START MATERIAL FOR THIS TASK

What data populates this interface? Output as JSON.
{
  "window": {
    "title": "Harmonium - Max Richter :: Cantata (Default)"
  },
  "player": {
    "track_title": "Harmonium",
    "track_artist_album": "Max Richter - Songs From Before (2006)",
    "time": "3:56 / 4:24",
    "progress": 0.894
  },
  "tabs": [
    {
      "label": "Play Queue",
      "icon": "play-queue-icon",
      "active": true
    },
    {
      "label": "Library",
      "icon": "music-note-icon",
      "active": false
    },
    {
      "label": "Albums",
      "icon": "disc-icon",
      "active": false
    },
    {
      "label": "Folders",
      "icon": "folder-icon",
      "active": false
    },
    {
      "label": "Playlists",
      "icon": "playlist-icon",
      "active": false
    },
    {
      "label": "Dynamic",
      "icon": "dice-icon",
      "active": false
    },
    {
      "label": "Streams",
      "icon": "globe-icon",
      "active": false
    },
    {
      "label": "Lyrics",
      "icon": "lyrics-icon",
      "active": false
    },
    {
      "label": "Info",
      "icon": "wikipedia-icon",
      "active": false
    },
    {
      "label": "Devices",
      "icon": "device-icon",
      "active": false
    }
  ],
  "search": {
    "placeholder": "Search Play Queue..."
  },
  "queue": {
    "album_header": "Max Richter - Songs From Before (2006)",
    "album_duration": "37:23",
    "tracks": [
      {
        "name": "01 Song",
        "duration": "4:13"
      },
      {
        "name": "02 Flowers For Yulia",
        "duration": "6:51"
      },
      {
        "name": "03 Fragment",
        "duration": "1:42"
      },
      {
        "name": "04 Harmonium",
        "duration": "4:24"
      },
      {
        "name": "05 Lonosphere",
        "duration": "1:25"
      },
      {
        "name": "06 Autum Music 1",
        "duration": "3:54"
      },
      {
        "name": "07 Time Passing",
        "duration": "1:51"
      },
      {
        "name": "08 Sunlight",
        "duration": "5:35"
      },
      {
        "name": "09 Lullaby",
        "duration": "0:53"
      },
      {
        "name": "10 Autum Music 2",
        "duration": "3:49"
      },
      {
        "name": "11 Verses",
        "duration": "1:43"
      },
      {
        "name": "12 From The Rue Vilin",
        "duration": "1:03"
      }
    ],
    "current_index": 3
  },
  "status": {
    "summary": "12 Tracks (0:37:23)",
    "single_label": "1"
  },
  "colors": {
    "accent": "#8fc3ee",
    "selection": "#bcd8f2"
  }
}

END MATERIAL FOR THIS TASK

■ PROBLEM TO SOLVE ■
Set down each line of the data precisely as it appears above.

■ EXERCISE RESPONSE ■
What data populates this interface? Output as JSON.
{
  "window": {
    "title": "Harmonium - Max Richter :: Cantata (Default)"
  },
  "player": {
    "track_title": "Harmonium",
    "track_artist_album": "Max Richter - Songs From Before (2006)",
    "time": "3:56 / 4:24",
    "progress": 0.894
  },
  "tabs": [
    {
      "label": "Play Queue",
      "icon": "play-queue-icon",
      "active": true
    },
    {
      "label": "Library",
      "icon": "music-note-icon",
      "active": false
    },
    {
      "label": "Albums",
      "icon": "disc-icon",
      "active": false
    },
    {
      "label": "Folders",
      "icon": "folder-icon",
      "active": false
    },
    {
      "label": "Playlists",
      "icon": "playlist-icon",
      "active": false
    },
    {
      "label": "Dynamic",
      "icon": "dice-icon",
      "active": false
    },
    {
      "label": "Streams",
      "icon": "globe-icon",
      "active": false
    },
    {
      "label": "Lyrics",
      "icon": "lyrics-icon",
      "active": false
    },
    {
      "label": "Info",
      "icon": "wikipedia-icon",
      "active": false
    },
    {
      "label": "Devices",
      "icon": "device-icon",
      "active": false
    }
  ],
  "search": {
    "placeholder": "Search Play Queue..."
  },
  "queue": {
    "album_header": "Max Richter - Songs From Before (2006)",
    "album_duration": "37:23",
    "tracks": [
      {
        "name": "01 Song",
        "duration": "4:13"
      },
      {
        "name": "02 Flowers For Yulia",
        "duration": "6:51"
      },
      {
        "name": "03 Fragment",
        "duration": "1:42"
      },
      {
        "name": "04 Harmonium",
        "duration": "4:24"
      },
      {
        "name": "05 Lonosphere",
        "duration": "1:25"
      },
      {
        "name": "06 Autum Music 1",
        "duration": "3:54"
      },
      {
        "name": "07 Time Passing",
        "duration": "1:51"
      },
      {
        "name": "08 Sunlight",
        "duration": "5:35"
      },
      {
        "name": "09 Lullaby",
        "duration": "0:53"
      },
      {
        "name": "10 Autum Music 2",
        "duration": "3:49"
      },
      {
        "name": "11 Verses",
        "duration": "1:43"
      },
      {
        "name": "12 From The Rue Vilin",
        "duration": "1:03"
      }
    ],
    "current_index": 3
  },
  "status": {
    "summary": "12 Tracks (0:37:23)",
    "single_label": "1"
  },
  "colors": {
    "accent": "#8fc3ee",
    "selection": "#bcd8f2"
  }
}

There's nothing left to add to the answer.